Sometimes you see something cute on YouTube and think, "Hey, that kid's got a real chance of making it," and other times you hope someone on the world wide web takes that young whippersnapper to task. One Starbucks barista actually did get taken down a notch after telling most of us who enjoy the chain's fine hot (and cold) beverages exactly what he thought of us -- in song.
Warning: If you enjoy frappuccinos, caramel macchiatos, or skinny vanilla lattes, prepare to be made fun of for your choice in caffeine and/or sugar.
Here's why I'm on the irritated side of this diddy, rather than the "Aww, isn't he cute!" team. He insulted my drink, and me. I love me a skinny vanilla latte, and I am not afraid of order it. I go skinny because I figure I'll eat a cupcake later that day. Sound logic, I know. I couldn't help but feel like maybe I knew this guy, and then even more paranoid -- perhaps he's talking about me.
I'm not rich, although I do often pop into Starbucks located in neighborhoods where that assumption could be made. I am white, and while I don't *think* I'm fat, I could stand to lose a few. And a 20-something with a warped sense of women would probably think I was. Which is why when I watched this, I honestly thought this guy had served me a skinny vanilla latte one day. Turns out he's a little bit farther away from my local coffee hangs, but clearly all of us "rich, white, women" in Southern California like the same thing.
Also, whining about serving coffee isn't clever, it's just showing your age. Listen kid, we were all 16 to 25 once. Working in the service industry is hard, we get it. But this is what you do until you have enough education and experience to get a job in your chosen field, which very well may be making coffee for rich people. We all did it, and we complained. Ohhh, we complained. But it's a rite of passage, and you shouldn't blame the people who are giving you their money for keeping you in ramen noodles. Check that. You can blame them, but don't do it in public where you can then get fired, which is what happened when you decided that Latinos and caramel macchiatos make great bedfellows.
Take it from me, a 20-year-old know-it-all who made crazy anti-management posters and hung them outside the record store she worked for in the middle of the night. That's right, I complained about working at a record store. You don't want that recorded for posterity, and now it's totally viral and you're the whiny Starbucks employee.

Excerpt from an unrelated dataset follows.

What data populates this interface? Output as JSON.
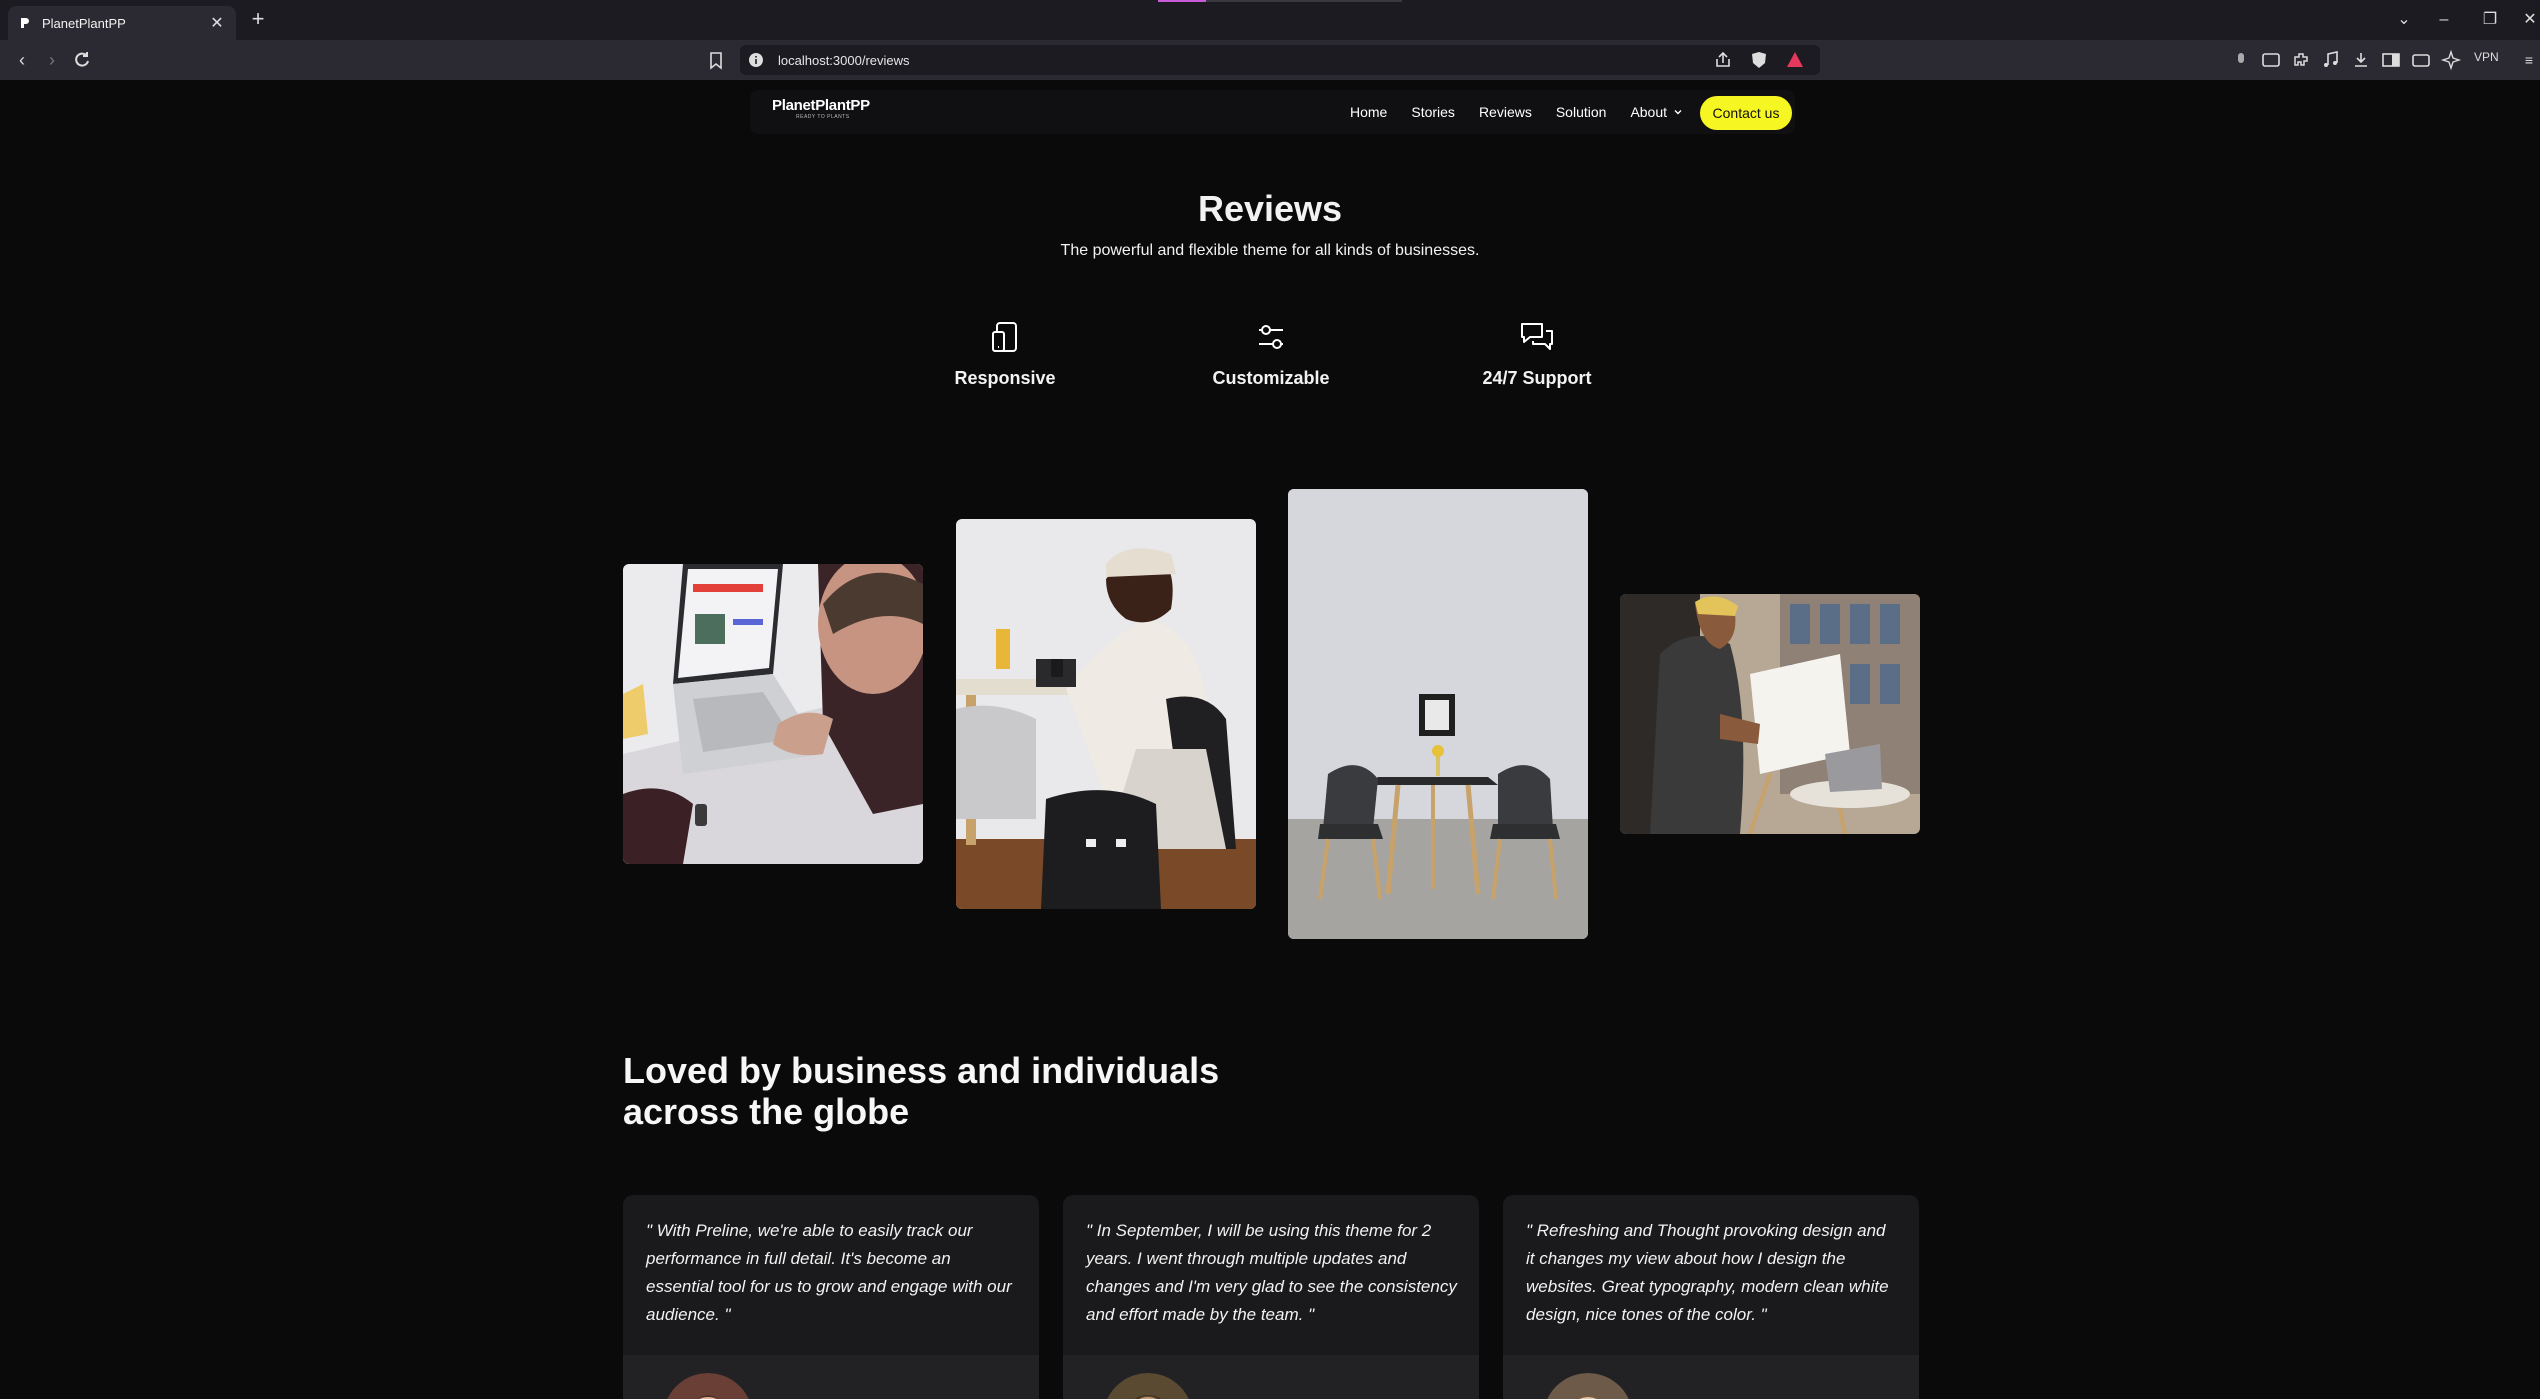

Excuse me, former employee.
I have to stop the old rich white lady lecture now because I've got to go pick up my decaf skinny vanilla latte. Grande, of course.
Do you think this song and rant are funny?